> Aim of the task
Find every line containing the word "value" in the records below; report only how many there are.

_ _ _

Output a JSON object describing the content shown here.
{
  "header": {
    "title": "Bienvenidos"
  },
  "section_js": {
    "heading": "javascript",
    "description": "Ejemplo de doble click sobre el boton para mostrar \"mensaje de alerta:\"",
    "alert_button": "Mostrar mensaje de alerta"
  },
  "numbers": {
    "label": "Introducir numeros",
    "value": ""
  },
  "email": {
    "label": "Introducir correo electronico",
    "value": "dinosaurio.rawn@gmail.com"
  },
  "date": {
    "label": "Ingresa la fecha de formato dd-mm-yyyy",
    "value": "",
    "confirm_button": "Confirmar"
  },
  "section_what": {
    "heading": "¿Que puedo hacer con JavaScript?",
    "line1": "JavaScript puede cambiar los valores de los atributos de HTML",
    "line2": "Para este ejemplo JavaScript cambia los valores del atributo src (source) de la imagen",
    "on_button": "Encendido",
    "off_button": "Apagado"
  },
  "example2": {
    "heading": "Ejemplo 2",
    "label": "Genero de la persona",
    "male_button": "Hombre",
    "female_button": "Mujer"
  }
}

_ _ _

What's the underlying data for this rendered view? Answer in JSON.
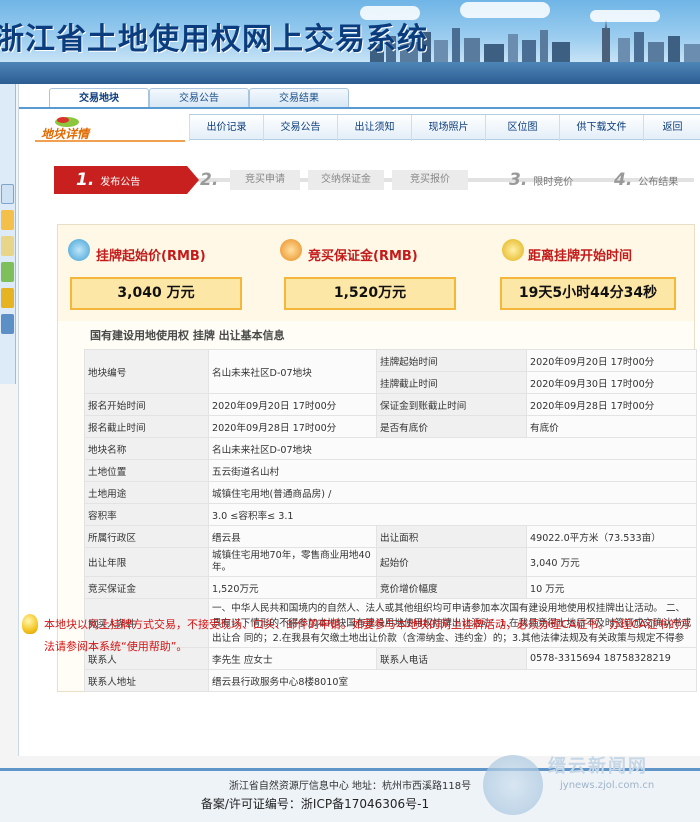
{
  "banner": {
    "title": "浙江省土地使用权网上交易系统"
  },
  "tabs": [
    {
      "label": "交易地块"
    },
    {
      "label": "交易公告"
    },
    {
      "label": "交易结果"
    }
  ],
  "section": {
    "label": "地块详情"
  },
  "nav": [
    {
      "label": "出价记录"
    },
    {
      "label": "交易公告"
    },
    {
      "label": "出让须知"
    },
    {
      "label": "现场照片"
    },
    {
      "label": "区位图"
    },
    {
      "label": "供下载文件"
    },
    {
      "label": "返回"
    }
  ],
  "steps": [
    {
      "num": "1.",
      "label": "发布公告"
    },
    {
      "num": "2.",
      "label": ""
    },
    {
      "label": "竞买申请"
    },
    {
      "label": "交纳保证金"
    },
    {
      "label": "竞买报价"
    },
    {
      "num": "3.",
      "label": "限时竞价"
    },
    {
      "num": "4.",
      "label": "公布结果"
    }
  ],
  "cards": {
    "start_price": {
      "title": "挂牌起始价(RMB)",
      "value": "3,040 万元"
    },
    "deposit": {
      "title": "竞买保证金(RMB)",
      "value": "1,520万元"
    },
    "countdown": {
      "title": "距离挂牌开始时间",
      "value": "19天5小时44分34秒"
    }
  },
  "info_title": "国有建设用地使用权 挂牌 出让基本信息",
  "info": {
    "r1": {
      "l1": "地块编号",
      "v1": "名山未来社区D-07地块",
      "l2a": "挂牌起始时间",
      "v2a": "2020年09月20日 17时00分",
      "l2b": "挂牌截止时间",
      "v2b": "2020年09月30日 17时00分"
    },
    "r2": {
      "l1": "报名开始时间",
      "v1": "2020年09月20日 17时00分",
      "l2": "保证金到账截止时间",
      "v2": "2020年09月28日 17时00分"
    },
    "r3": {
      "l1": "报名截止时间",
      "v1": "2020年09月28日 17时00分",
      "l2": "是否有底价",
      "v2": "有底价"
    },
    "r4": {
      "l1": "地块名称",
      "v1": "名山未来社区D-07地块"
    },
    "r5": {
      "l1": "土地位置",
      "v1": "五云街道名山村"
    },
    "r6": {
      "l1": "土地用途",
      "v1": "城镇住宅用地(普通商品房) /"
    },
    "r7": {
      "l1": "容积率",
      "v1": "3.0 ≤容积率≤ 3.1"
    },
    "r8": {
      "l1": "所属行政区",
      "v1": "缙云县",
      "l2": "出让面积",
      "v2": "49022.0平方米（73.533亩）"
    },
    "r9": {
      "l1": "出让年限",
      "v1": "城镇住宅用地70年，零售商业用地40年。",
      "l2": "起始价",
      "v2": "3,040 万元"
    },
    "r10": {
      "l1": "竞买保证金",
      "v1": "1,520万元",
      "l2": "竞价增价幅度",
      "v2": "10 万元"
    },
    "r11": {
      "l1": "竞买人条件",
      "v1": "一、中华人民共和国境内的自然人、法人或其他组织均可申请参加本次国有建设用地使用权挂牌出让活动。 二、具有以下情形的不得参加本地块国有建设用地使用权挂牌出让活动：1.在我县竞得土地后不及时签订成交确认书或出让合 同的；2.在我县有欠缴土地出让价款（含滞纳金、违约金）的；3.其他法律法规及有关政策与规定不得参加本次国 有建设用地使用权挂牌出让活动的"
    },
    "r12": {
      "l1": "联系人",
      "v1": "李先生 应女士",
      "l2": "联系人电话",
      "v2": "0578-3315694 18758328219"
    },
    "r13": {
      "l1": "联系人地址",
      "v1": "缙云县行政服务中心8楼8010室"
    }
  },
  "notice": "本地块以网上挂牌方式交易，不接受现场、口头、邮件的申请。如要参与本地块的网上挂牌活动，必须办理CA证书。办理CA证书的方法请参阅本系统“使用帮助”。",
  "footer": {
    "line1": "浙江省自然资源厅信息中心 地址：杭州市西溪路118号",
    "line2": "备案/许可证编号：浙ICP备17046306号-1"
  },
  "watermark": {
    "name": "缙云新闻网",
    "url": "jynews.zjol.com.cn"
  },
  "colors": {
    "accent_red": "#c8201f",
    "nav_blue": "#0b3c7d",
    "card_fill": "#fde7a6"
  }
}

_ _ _

> Answer to this exercise
6